→ **Entries from a dataset of interfaces**:

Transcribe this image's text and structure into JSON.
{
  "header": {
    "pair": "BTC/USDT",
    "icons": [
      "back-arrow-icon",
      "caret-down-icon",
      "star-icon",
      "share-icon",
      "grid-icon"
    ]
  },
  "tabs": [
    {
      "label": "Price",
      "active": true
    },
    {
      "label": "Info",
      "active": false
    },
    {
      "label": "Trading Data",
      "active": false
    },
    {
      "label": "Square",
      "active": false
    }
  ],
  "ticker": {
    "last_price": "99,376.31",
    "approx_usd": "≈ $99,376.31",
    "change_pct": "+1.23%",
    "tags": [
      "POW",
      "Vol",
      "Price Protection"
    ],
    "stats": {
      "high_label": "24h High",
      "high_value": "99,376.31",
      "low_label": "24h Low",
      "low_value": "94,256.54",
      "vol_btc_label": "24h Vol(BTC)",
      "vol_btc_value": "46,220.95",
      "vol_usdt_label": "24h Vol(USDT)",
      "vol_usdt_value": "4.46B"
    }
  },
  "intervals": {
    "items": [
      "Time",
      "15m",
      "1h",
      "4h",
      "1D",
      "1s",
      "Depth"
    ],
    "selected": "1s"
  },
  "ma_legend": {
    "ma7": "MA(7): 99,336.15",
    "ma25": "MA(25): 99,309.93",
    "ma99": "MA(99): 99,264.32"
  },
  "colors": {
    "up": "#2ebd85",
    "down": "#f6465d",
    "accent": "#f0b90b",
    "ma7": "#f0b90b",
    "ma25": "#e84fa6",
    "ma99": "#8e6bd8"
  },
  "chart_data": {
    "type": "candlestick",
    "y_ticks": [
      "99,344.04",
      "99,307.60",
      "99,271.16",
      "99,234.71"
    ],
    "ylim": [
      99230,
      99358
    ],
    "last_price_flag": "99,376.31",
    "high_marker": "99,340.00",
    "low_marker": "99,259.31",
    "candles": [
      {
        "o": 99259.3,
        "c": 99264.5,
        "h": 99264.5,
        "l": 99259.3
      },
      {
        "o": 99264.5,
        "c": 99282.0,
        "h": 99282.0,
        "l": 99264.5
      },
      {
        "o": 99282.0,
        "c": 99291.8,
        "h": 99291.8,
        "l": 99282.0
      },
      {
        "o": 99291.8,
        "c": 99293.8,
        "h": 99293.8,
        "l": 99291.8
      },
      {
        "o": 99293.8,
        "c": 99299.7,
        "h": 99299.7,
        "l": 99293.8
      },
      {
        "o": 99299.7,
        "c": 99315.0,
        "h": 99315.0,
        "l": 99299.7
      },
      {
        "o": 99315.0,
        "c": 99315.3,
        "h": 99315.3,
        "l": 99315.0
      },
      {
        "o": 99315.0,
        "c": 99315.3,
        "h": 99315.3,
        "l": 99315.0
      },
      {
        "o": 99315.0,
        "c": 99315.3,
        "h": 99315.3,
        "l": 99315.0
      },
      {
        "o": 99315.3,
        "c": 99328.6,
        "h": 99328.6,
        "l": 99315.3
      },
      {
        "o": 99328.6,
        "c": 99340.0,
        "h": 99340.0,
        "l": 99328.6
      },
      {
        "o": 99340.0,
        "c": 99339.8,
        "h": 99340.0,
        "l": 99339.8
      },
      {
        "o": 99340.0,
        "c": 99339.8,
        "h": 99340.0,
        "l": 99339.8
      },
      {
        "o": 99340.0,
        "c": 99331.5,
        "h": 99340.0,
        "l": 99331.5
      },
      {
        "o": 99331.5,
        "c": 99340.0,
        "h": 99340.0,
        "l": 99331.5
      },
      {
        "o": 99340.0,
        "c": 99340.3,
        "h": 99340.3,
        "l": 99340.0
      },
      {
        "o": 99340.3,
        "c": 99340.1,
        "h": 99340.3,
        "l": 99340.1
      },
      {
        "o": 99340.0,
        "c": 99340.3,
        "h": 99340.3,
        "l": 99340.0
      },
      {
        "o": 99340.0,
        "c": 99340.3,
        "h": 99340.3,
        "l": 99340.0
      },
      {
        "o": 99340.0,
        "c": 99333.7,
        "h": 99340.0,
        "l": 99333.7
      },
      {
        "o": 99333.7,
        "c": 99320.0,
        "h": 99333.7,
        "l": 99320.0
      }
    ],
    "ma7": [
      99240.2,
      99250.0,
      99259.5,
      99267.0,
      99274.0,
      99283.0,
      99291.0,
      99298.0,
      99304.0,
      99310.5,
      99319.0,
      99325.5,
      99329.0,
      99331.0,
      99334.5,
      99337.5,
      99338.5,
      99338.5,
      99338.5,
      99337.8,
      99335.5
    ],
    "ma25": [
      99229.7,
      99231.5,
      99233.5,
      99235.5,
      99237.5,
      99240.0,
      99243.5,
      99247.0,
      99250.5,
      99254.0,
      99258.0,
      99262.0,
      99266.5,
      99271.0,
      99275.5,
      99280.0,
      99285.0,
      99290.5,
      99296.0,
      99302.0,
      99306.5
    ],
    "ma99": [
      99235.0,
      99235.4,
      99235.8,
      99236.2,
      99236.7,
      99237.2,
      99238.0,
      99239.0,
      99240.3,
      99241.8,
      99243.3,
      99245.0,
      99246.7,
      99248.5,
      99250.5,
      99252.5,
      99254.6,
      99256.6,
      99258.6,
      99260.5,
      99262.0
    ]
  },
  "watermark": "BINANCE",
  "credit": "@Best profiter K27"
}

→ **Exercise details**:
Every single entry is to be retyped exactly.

→ **Solution to this task**:
Transcribe this image's text and structure into JSON.
{
  "header": {
    "pair": "BTC/USDT",
    "icons": [
      "back-arrow-icon",
      "caret-down-icon",
      "star-icon",
      "share-icon",
      "grid-icon"
    ]
  },
  "tabs": [
    {
      "label": "Price",
      "active": true
    },
    {
      "label": "Info",
      "active": false
    },
    {
      "label": "Trading Data",
      "active": false
    },
    {
      "label": "Square",
      "active": false
    }
  ],
  "ticker": {
    "last_price": "99,376.31",
    "approx_usd": "≈ $99,376.31",
    "change_pct": "+1.23%",
    "tags": [
      "POW",
      "Vol",
      "Price Protection"
    ],
    "stats": {
      "high_label": "24h High",
      "high_value": "99,376.31",
      "low_label": "24h Low",
      "low_value": "94,256.54",
      "vol_btc_label": "24h Vol(BTC)",
      "vol_btc_value": "46,220.95",
      "vol_usdt_label": "24h Vol(USDT)",
      "vol_usdt_value": "4.46B"
    }
  },
  "intervals": {
    "items": [
      "Time",
      "15m",
      "1h",
      "4h",
      "1D",
      "1s",
      "Depth"
    ],
    "selected": "1s"
  },
  "ma_legend": {
    "ma7": "MA(7): 99,336.15",
    "ma25": "MA(25): 99,309.93",
    "ma99": "MA(99): 99,264.32"
  },
  "colors": {
    "up": "#2ebd85",
    "down": "#f6465d",
    "accent": "#f0b90b",
    "ma7": "#f0b90b",
    "ma25": "#e84fa6",
    "ma99": "#8e6bd8"
  },
  "chart_data": {
    "type": "candlestick",
    "y_ticks": [
      "99,344.04",
      "99,307.60",
      "99,271.16",
      "99,234.71"
    ],
    "ylim": [
      99230,
      99358
    ],
    "last_price_flag": "99,376.31",
    "high_marker": "99,340.00",
    "low_marker": "99,259.31",
    "candles": [
      {
        "o": 99259.3,
        "c": 99264.5,
        "h": 99264.5,
        "l": 99259.3
      },
      {
        "o": 99264.5,
        "c": 99282.0,
        "h": 99282.0,
        "l": 99264.5
      },
      {
        "o": 99282.0,
        "c": 99291.8,
        "h": 99291.8,
        "l": 99282.0
      },
      {
        "o": 99291.8,
        "c": 99293.8,
        "h": 99293.8,
        "l": 99291.8
      },
      {
        "o": 99293.8,
        "c": 99299.7,
        "h": 99299.7,
        "l": 99293.8
      },
      {
        "o": 99299.7,
        "c": 99315.0,
        "h": 99315.0,
        "l": 99299.7
      },
      {
        "o": 99315.0,
        "c": 99315.3,
        "h": 99315.3,
        "l": 99315.0
      },
      {
        "o": 99315.0,
        "c": 99315.3,
        "h": 99315.3,
        "l": 99315.0
      },
      {
        "o": 99315.0,
        "c": 99315.3,
        "h": 99315.3,
        "l": 99315.0
      },
      {
        "o": 99315.3,
        "c": 99328.6,
        "h": 99328.6,
        "l": 99315.3
      },
      {
        "o": 99328.6,
        "c": 99340.0,
        "h": 99340.0,
        "l": 99328.6
      },
      {
        "o": 99340.0,
        "c": 99339.8,
        "h": 99340.0,
        "l": 99339.8
      },
      {
        "o": 99340.0,
        "c": 99339.8,
        "h": 99340.0,
        "l": 99339.8
      },
      {
        "o": 99340.0,
        "c": 99331.5,
        "h": 99340.0,
        "l": 99331.5
      },
      {
        "o": 99331.5,
        "c": 99340.0,
        "h": 99340.0,
        "l": 99331.5
      },
      {
        "o": 99340.0,
        "c": 99340.3,
        "h": 99340.3,
        "l": 99340.0
      },
      {
        "o": 99340.3,
        "c": 99340.1,
        "h": 99340.3,
        "l": 99340.1
      },
      {
        "o": 99340.0,
        "c": 99340.3,
        "h": 99340.3,
        "l": 99340.0
      },
      {
        "o": 99340.0,
        "c": 99340.3,
        "h": 99340.3,
        "l": 99340.0
      },
      {
        "o": 99340.0,
        "c": 99333.7,
        "h": 99340.0,
        "l": 99333.7
      },
      {
        "o": 99333.7,
        "c": 99320.0,
        "h": 99333.7,
        "l": 99320.0
      }
    ],
    "ma7": [
      99240.2,
      99250.0,
      99259.5,
      99267.0,
      99274.0,
      99283.0,
      99291.0,
      99298.0,
      99304.0,
      99310.5,
      99319.0,
      99325.5,
      99329.0,
      99331.0,
      99334.5,
      99337.5,
      99338.5,
      99338.5,
      99338.5,
      99337.8,
      99335.5
    ],
    "ma25": [
      99229.7,
      99231.5,
      99233.5,
      99235.5,
      99237.5,
      99240.0,
      99243.5,
      99247.0,
      99250.5,
      99254.0,
      99258.0,
      99262.0,
      99266.5,
      99271.0,
      99275.5,
      99280.0,
      99285.0,
      99290.5,
      99296.0,
      99302.0,
      99306.5
    ],
    "ma99": [
      99235.0,
      99235.4,
      99235.8,
      99236.2,
      99236.7,
      99237.2,
      99238.0,
      99239.0,
      99240.3,
      99241.8,
      99243.3,
      99245.0,
      99246.7,
      99248.5,
      99250.5,
      99252.5,
      99254.6,
      99256.6,
      99258.6,
      99260.5,
      99262.0
    ]
  },
  "watermark": "BINANCE",
  "credit": "@Best profiter K27"
}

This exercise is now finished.